Entries from a dataset of interfaces:
★ ★ ★ ★ ★ ★ ★
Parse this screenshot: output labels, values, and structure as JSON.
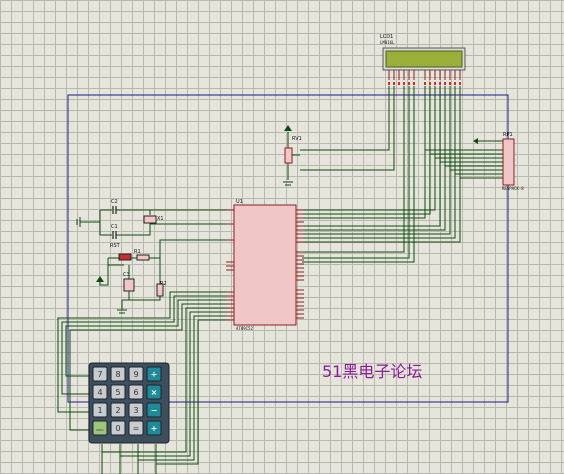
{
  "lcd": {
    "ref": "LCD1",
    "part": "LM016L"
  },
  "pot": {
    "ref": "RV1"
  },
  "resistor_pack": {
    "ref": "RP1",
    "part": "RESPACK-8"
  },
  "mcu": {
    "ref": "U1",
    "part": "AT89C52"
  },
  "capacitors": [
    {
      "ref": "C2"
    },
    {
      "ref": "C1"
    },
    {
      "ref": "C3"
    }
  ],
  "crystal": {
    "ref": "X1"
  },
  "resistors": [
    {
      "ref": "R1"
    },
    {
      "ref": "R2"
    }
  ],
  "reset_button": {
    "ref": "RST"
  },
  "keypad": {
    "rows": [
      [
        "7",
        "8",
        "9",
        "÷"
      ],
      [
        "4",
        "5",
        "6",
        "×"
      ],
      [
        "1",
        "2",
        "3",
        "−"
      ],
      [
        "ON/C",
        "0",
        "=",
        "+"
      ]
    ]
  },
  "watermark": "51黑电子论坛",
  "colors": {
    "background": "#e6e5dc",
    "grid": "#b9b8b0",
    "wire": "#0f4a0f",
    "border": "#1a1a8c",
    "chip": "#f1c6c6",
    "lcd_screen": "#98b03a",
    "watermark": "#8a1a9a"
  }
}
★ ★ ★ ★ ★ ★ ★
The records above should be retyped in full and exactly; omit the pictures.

- [Task solution]
Parse this screenshot: output labels, values, and structure as JSON.
{
  "lcd": {
    "ref": "LCD1",
    "part": "LM016L"
  },
  "pot": {
    "ref": "RV1"
  },
  "resistor_pack": {
    "ref": "RP1",
    "part": "RESPACK-8"
  },
  "mcu": {
    "ref": "U1",
    "part": "AT89C52"
  },
  "capacitors": [
    {
      "ref": "C2"
    },
    {
      "ref": "C1"
    },
    {
      "ref": "C3"
    }
  ],
  "crystal": {
    "ref": "X1"
  },
  "resistors": [
    {
      "ref": "R1"
    },
    {
      "ref": "R2"
    }
  ],
  "reset_button": {
    "ref": "RST"
  },
  "keypad": {
    "rows": [
      [
        "7",
        "8",
        "9",
        "÷"
      ],
      [
        "4",
        "5",
        "6",
        "×"
      ],
      [
        "1",
        "2",
        "3",
        "−"
      ],
      [
        "ON/C",
        "0",
        "=",
        "+"
      ]
    ]
  },
  "watermark": "51黑电子论坛",
  "colors": {
    "background": "#e6e5dc",
    "grid": "#b9b8b0",
    "wire": "#0f4a0f",
    "border": "#1a1a8c",
    "chip": "#f1c6c6",
    "lcd_screen": "#98b03a",
    "watermark": "#8a1a9a"
  }
}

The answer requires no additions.